Klein addressed many topics related to her book such as the environment, Donald Trump, Justin Trudeau, the Kinder Morgan pipeline and more.
The event was hosted by the TRUSU entertainment committee, as a part of the Common Voices Lecture Series.
Ahead of the lecture, TRUSU club leaders were able to meet with Klein personally.
Logan Dafoe and Valerie Law are both campaign coordinators for TRUSU’s movement against the Ajax mine project and were impressed with Klein’s ability to spark interest back into older issues.
“I think it was incredible that an environmentalist can come in and physically meet with ten of the club members. She basically revived the conversation on Ajax and got more people to start thinking about it again,” Dafoe said, stating that Klein’s comments on the Kinder Morgan pipeline mirrored issues around the Ajax mine, bringing the topic back into the light.

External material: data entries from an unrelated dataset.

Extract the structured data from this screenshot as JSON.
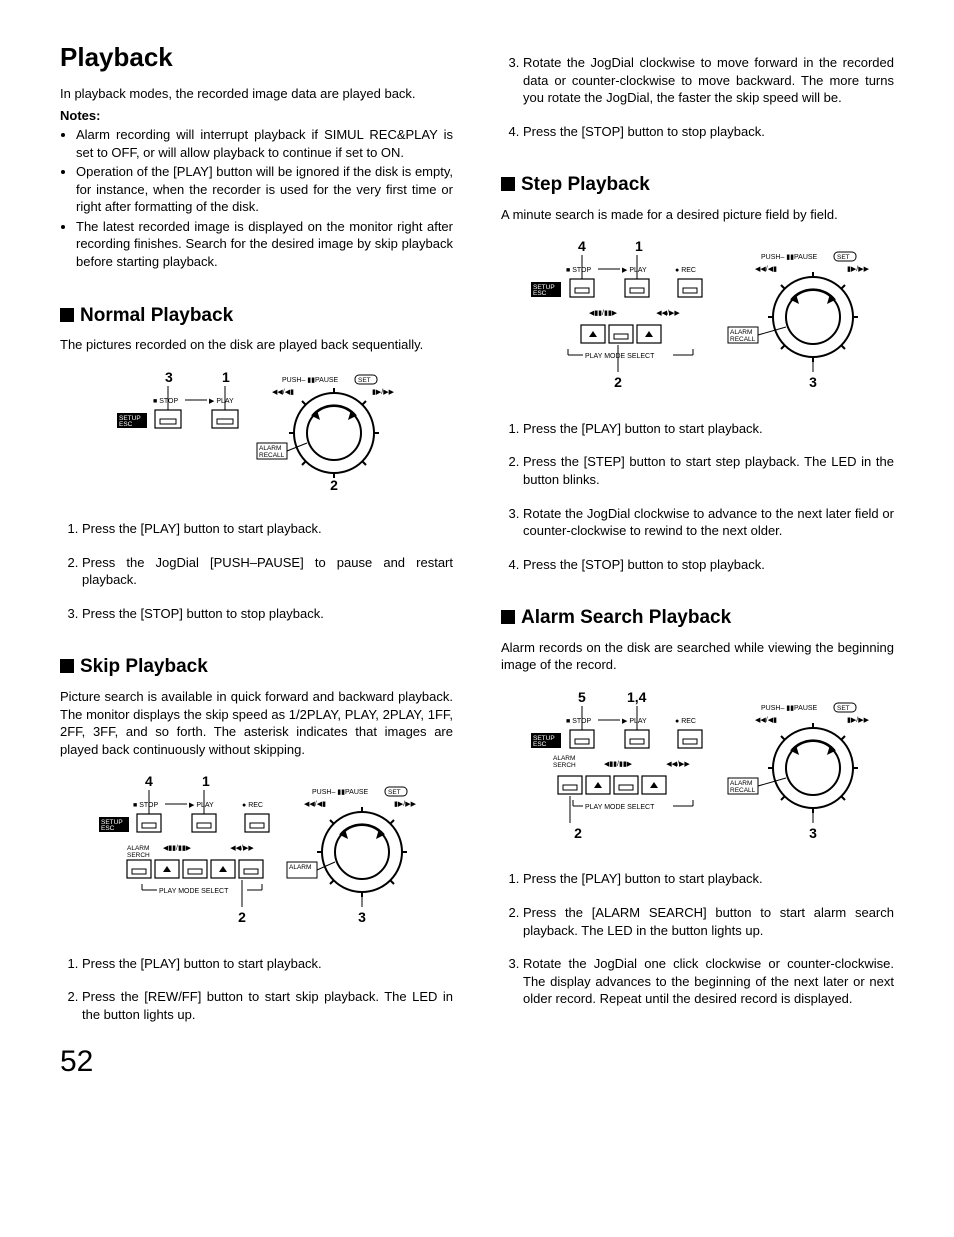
{
  "title": "Playback",
  "intro": "In playback modes, the recorded image data are played back.",
  "notes_label": "Notes:",
  "notes": [
    "Alarm recording will interrupt playback if SIMUL REC&PLAY is set to OFF, or will allow playback to continue if set to ON.",
    "Operation of the [PLAY] button will be ignored if the disk is empty, for instance, when the recorder is used for the very first time or right after formatting of the disk.",
    "The latest recorded image is displayed on the monitor right after recording finishes. Search for the desired image by skip playback before starting playback."
  ],
  "sections": {
    "normal": {
      "title": "Normal Playback",
      "text": "The pictures recorded on the disk are played back sequentially.",
      "steps": [
        "Press the [PLAY] button to start playback.",
        "Press the JogDial [PUSH–PAUSE] to pause and restart playback.",
        "Press the [STOP] button to stop playback."
      ]
    },
    "skip": {
      "title": "Skip Playback",
      "text": "Picture search is available in quick forward and backward playback. The monitor displays the skip speed as 1/2PLAY, PLAY, 2PLAY, 1FF, 2FF, 3FF, and so forth. The asterisk indicates that images are played back continuously without skipping.",
      "steps": [
        "Press the [PLAY] button to start playback.",
        "Press the [REW/FF] button to start skip playback. The LED in the button lights up.",
        "Rotate the JogDial clockwise to move forward in the recorded data or counter-clockwise to move backward. The more turns you rotate the JogDial, the faster the skip speed will be.",
        "Press the [STOP] button to stop playback."
      ]
    },
    "step": {
      "title": "Step Playback",
      "text": "A minute search is made for a desired picture field by field.",
      "steps": [
        "Press the [PLAY] button to start playback.",
        "Press the [STEP] button to start step playback. The LED in the button blinks.",
        "Rotate the JogDial clockwise to advance to the next later field or counter-clockwise to rewind to the next older.",
        "Press the [STOP] button to stop playback."
      ]
    },
    "alarm": {
      "title": "Alarm Search Playback",
      "text": "Alarm records on the disk are searched while viewing the beginning image of the record.",
      "steps": [
        "Press the [PLAY] button to start playback.",
        "Press the [ALARM SEARCH] button to start alarm search playback. The LED in the button lights up.",
        "Rotate the JogDial one click clockwise or counter-clockwise. The display advances to the beginning of the next later or next older record. Repeat until the desired record is displayed."
      ]
    }
  },
  "diagram_labels": {
    "push_pause": "PUSH",
    "pause": "PAUSE",
    "set": "SET",
    "stop": "STOP",
    "play": "PLAY",
    "rec": "REC",
    "setup_esc_1": "SETUP",
    "setup_esc_2": "ESC",
    "alarm_recall_1": "ALARM",
    "alarm_recall_2": "RECALL",
    "alarm_serch_1": "ALARM",
    "alarm_serch_2": "SERCH",
    "play_mode_select": "PLAY MODE SELECT"
  },
  "page_number": "52"
}
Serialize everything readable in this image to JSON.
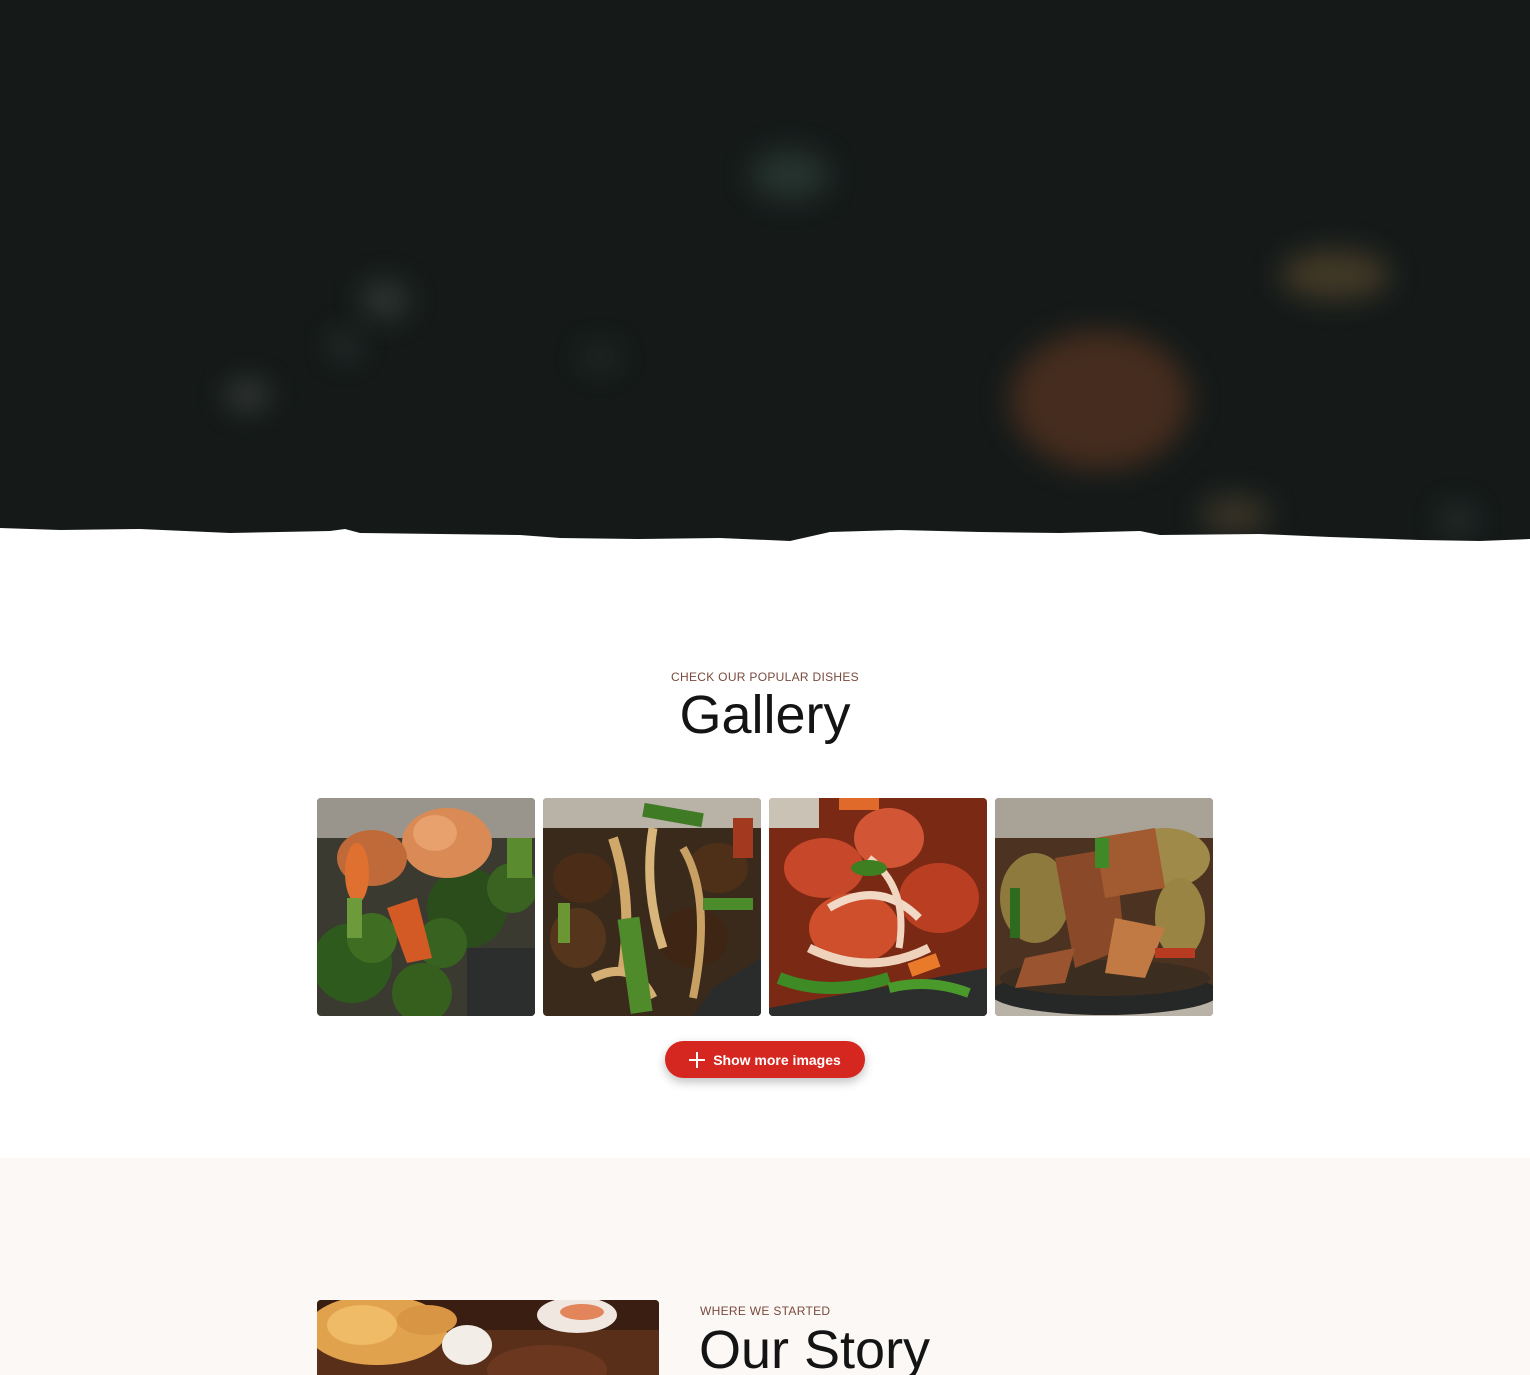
{
  "gallery": {
    "eyebrow": "CHECK OUR POPULAR DISHES",
    "title": "Gallery",
    "images": [
      {
        "alt": "Shrimp with broccoli"
      },
      {
        "alt": "Beef with onions and peppers"
      },
      {
        "alt": "Sweet and sour dish with onions"
      },
      {
        "alt": "Stir-fried pork with cabbage"
      }
    ],
    "show_more_label": "Show more images",
    "show_more_icon": "plus-icon"
  },
  "story": {
    "eyebrow": "WHERE WE STARTED",
    "title": "Our Story"
  },
  "colors": {
    "hero_background": "#151a19",
    "accent": "#d5261f",
    "eyebrow": "#7a4a3d",
    "story_background": "#fcf8f6"
  }
}
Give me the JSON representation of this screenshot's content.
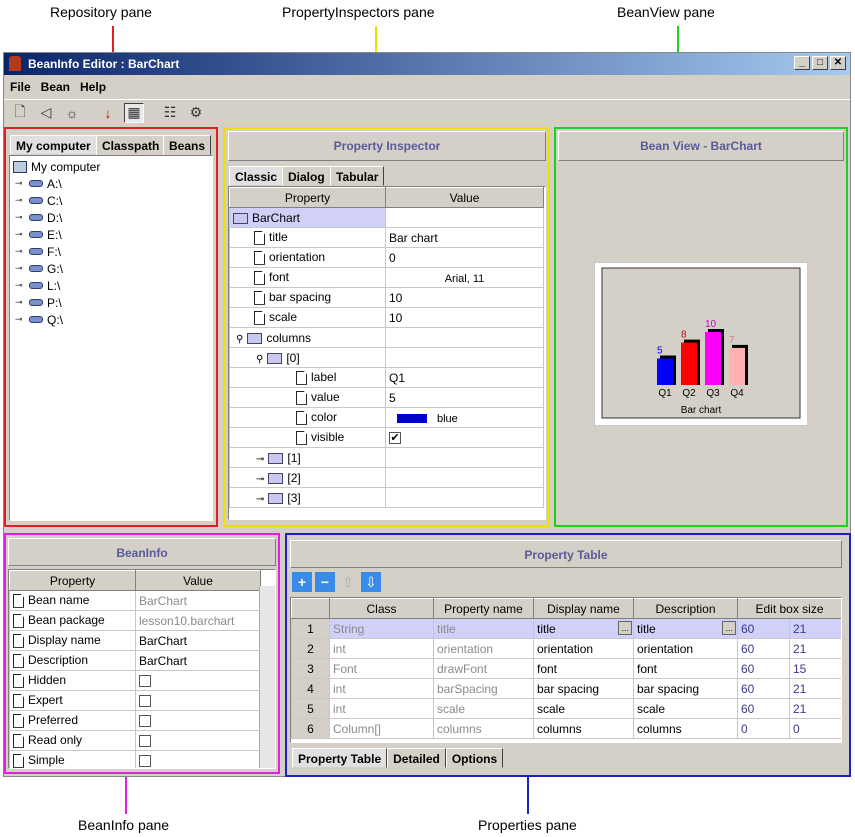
{
  "callouts": {
    "repository": "Repository pane",
    "inspectors": "PropertyInspectors pane",
    "beanview": "BeanView pane",
    "beaninfo": "BeanInfo pane",
    "properties": "Properties pane"
  },
  "window": {
    "title": "BeanInfo Editor : BarChart",
    "menu": [
      "File",
      "Bean",
      "Help"
    ]
  },
  "repository": {
    "tabs": [
      "My computer",
      "Classpath",
      "Beans"
    ],
    "root": "My computer",
    "drives": [
      "A:\\",
      "C:\\",
      "D:\\",
      "E:\\",
      "F:\\",
      "G:\\",
      "L:\\",
      "P:\\",
      "Q:\\"
    ]
  },
  "inspector": {
    "title": "Property Inspector",
    "tabs": [
      "Classic",
      "Dialog",
      "Tabular"
    ],
    "headers": [
      "Property",
      "Value"
    ],
    "root": "BarChart",
    "rows": [
      {
        "name": "title",
        "value": "Bar chart"
      },
      {
        "name": "orientation",
        "value": "0"
      },
      {
        "name": "font",
        "value": "Arial, 11"
      },
      {
        "name": "bar spacing",
        "value": "10"
      },
      {
        "name": "scale",
        "value": "10"
      }
    ],
    "columns_label": "columns",
    "item0": "[0]",
    "subrows": [
      {
        "name": "label",
        "value": "Q1"
      },
      {
        "name": "value",
        "value": "5"
      },
      {
        "name": "color",
        "value": "blue"
      },
      {
        "name": "visible",
        "value": "✔"
      }
    ],
    "items": [
      "[1]",
      "[2]",
      "[3]"
    ]
  },
  "beanview": {
    "title": "Bean View - BarChart",
    "chart_data": {
      "type": "bar",
      "title": "Bar chart",
      "categories": [
        "Q1",
        "Q2",
        "Q3",
        "Q4"
      ],
      "values": [
        5,
        8,
        10,
        7
      ],
      "colors": [
        "#0000ff",
        "#ff0000",
        "#ff00ff",
        "#ffb0b0"
      ],
      "label_colors": [
        "#0000ff",
        "#cc0000",
        "#cc00cc",
        "#e08080"
      ]
    }
  },
  "beaninfo": {
    "title": "BeanInfo",
    "headers": [
      "Property",
      "Value"
    ],
    "rows": [
      {
        "name": "Bean name",
        "value": "BarChart",
        "style": "gray"
      },
      {
        "name": "Bean package",
        "value": "lesson10.barchart",
        "style": "gray"
      },
      {
        "name": "Display name",
        "value": "BarChart",
        "style": ""
      },
      {
        "name": "Description",
        "value": "BarChart",
        "style": ""
      },
      {
        "name": "Hidden",
        "value": "",
        "style": "check"
      },
      {
        "name": "Expert",
        "value": "",
        "style": "check"
      },
      {
        "name": "Preferred",
        "value": "",
        "style": "check"
      },
      {
        "name": "Read only",
        "value": "",
        "style": "check"
      },
      {
        "name": "Simple",
        "value": "",
        "style": "check"
      }
    ]
  },
  "properties": {
    "title": "Property Table",
    "headers": [
      "Class",
      "Property name",
      "Display name",
      "Description",
      "Edit box size"
    ],
    "rows": [
      {
        "n": "1",
        "cls": "String",
        "prop": "title",
        "disp": "title",
        "desc": "title",
        "w": "60",
        "h": "21"
      },
      {
        "n": "2",
        "cls": "int",
        "prop": "orientation",
        "disp": "orientation",
        "desc": "orientation",
        "w": "60",
        "h": "21"
      },
      {
        "n": "3",
        "cls": "Font",
        "prop": "drawFont",
        "disp": "font",
        "desc": "font",
        "w": "60",
        "h": "15"
      },
      {
        "n": "4",
        "cls": "int",
        "prop": "barSpacing",
        "disp": "bar spacing",
        "desc": "bar spacing",
        "w": "60",
        "h": "21"
      },
      {
        "n": "5",
        "cls": "int",
        "prop": "scale",
        "disp": "scale",
        "desc": "scale",
        "w": "60",
        "h": "21"
      },
      {
        "n": "6",
        "cls": "Column[]",
        "prop": "columns",
        "disp": "columns",
        "desc": "columns",
        "w": "0",
        "h": "0"
      }
    ],
    "ellipsis": "...",
    "bottom_tabs": [
      "Property Table",
      "Detailed",
      "Options"
    ]
  },
  "colors": {
    "repository": "#e02020",
    "inspectors": "#f0e000",
    "beanview": "#20d020",
    "beaninfo": "#e020e0",
    "properties": "#2020c0"
  }
}
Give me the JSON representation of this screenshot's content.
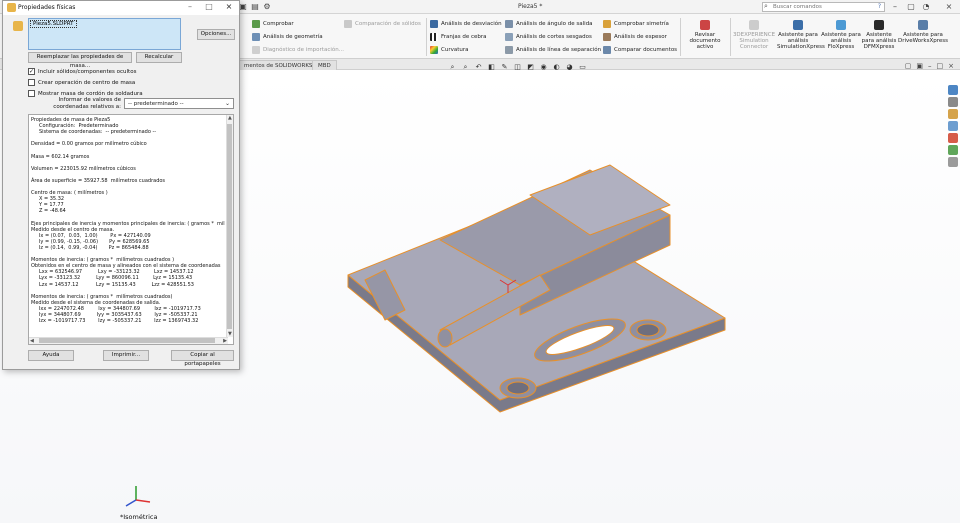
{
  "app": {
    "doc_title": "Pieza5 *",
    "search_placeholder": "Buscar comandos"
  },
  "ribbon": {
    "items": [
      {
        "label": "Comprobar",
        "dim": false
      },
      {
        "label": "Comparación de sólidos",
        "dim": true
      },
      {
        "label": "Análisis de geometría",
        "dim": false
      },
      {
        "label": "Diagnóstico de importación...",
        "dim": true
      },
      {
        "label": "Análisis de desviación",
        "dim": false
      },
      {
        "label": "Franjas de cebra",
        "dim": false
      },
      {
        "label": "Curvatura",
        "dim": false
      },
      {
        "label": "Análisis de ángulo de salida",
        "dim": false
      },
      {
        "label": "Análisis de cortes sesgados",
        "dim": false
      },
      {
        "label": "Análisis de línea de separación",
        "dim": false
      },
      {
        "label": "Comprobar simetría",
        "dim": false
      },
      {
        "label": "Análisis de espesor",
        "dim": false
      },
      {
        "label": "Comparar documentos",
        "dim": false
      }
    ],
    "big": [
      {
        "label": "Revisar documento activo",
        "dim": false
      },
      {
        "label": "3DEXPERIENCE Simulation Connector",
        "dim": true
      },
      {
        "label": "Asistente para análisis SimulationXpress",
        "dim": false
      },
      {
        "label": "Asistente para análisis FloXpress",
        "dim": false
      },
      {
        "label": "Asistente para análisis DFMXpress",
        "dim": false
      },
      {
        "label": "Asistente para DriveWorksXpress",
        "dim": false
      }
    ]
  },
  "tabs": [
    "mentos de SOLIDWORKS",
    "MBD"
  ],
  "viewport": {
    "view_label": "*Isométrica"
  },
  "dialog": {
    "title": "Propiedades físicas",
    "file_item": "Pieza5.SLDPRT",
    "options_btn": "Opciones...",
    "override_btn": "Reemplazar las propiedades de masa...",
    "recalc_btn": "Recalcular",
    "chk_include": "Incluir sólidos/componentes ocultos",
    "chk_include_checked": true,
    "chk_center": "Crear operación de centro de masa",
    "chk_center_checked": false,
    "chk_weld": "Mostrar masa de cordón de soldadura",
    "chk_weld_checked": false,
    "relative_label": "Informar de valores de coordenadas relativos a:",
    "relative_value": "-- predeterminado --",
    "help_btn": "Ayuda",
    "print_btn": "Imprimir...",
    "copy_btn": "Copiar al portapapeles",
    "results": [
      "Propiedades de masa de Pieza5",
      "     Configuración:  Predeterminado",
      "     Sistema de coordenadas:  -- predeterminado --",
      "",
      "Densidad = 0.00 gramos por milímetro cúbico",
      "",
      "Masa = 602.14 gramos",
      "",
      "Volumen = 223015.92 milímetros cúbicos",
      "",
      "Área de superficie = 35927.58  milímetros cuadrados",
      "",
      "Centro de masa: ( milímetros )",
      "     X = 35.32",
      "     Y = 17.77",
      "     Z = -48.64",
      "",
      "Ejes principales de inercia y momentos principales de inercia: ( gramos *  mil",
      "Medido desde el centro de masa.",
      "     Ix = (0.07,  0.03,  1.00)        Px = 427140.09",
      "     Iy = (0.99, -0.15, -0.06)       Py = 628569.65",
      "     Iz = (0.14,  0.99, -0.04)       Pz = 865484.88",
      "",
      "Momentos de inercia: ( gramos *  milímetros cuadrados )",
      "Obtenidos en el centro de masa y alineados con el sistema de coordenadas",
      "     Lxx = 632546.97          Lxy = -33123.32         Lxz = 14537.12",
      "     Lyx = -33123.32          Lyy = 860096.11         Lyz = 15135.43",
      "     Lzx = 14537.12           Lzy = 15135.43          Lzz = 428551.53",
      "",
      "Momentos de inercia: ( gramos *  milímetros cuadrados)",
      "Medido desde el sistema de coordenadas de salida.",
      "     Ixx = 2247072.48         Ixy = 344807.69         Ixz = -1019717.73",
      "     Iyx = 344807.69          Iyy = 3035437.63        Iyz = -505337.21",
      "     Izx = -1019717.73        Izy = -505337.21        Izz = 1369743.32"
    ]
  },
  "colors": {
    "edge": "#e8902a",
    "face_top": "#a9a9b8",
    "face_side": "#7c7c8c",
    "selection": "#cde6f7"
  }
}
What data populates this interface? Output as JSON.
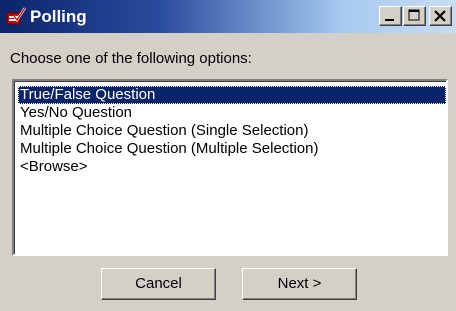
{
  "window": {
    "title": "Polling",
    "controls": {
      "minimize": "minimize-icon",
      "maximize": "maximize-icon",
      "close": "close-icon"
    }
  },
  "dialog": {
    "prompt": "Choose one of the following options:",
    "options": [
      "True/False Question",
      "Yes/No Question",
      "Multiple Choice Question (Single Selection)",
      "Multiple Choice Question (Multiple Selection)",
      "<Browse>"
    ],
    "selected_index": 0
  },
  "buttons": {
    "cancel": "Cancel",
    "next": "Next >"
  },
  "colors": {
    "title_bar_start": "#0a246a",
    "selection": "#0a246a",
    "face": "#d4d0c8"
  }
}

“I found her most powerful statement was that people can’t step aside and let First Nations bear the burden of all these environmental decisions that affect everyone. We can’t push them to the forefront and expect that they will be the protectors of the land we all share,” Law said.
Kevin Pankewich, chair of the TRUSU socialist club, was most impressed by Klein’s statement of what to expect in order to see change.
“What really struck a chord with me was when she said the future is radical, and what kind of radical do we want,” Pankewich said, stating that with political issues there are always two sides to each argument, but that there must be more focus on the side that represents the majority interest.
“Her call for mobilization was so rational compared to the usual approach of simply recycling more or using less water. We should still do all those little things but it won’t make a difference as long as the attitude of ‘politics as usual’ continues.”
Tristan Muhr with the TRU Geography Society said, “For me, the most valuable message she delivered was the importance of organizing, working and growing your career within the context of decolonization.”
Muhr stated that regardless of your professional or political standpoint we all need to shift our perspective towards what is most beneficial for the land, water and our communities.
“As geographers, this message is incredibly important to us.”
Cole Hickson with TRUSU’s Eco Club, despite enjoying the talk, would like to see these events funded more equitably.
“TRUSU budgeted $30,000 this year for the Common Voices speaker, which I couldn’t help but feel frustrated over. With the event receiving no funding from TRU, despite the prestige and educational value brought by these speakers,” Hickson said.
“We also don’t charge anything for tickets for non-students, a population, I believe, filled a majority of the room.”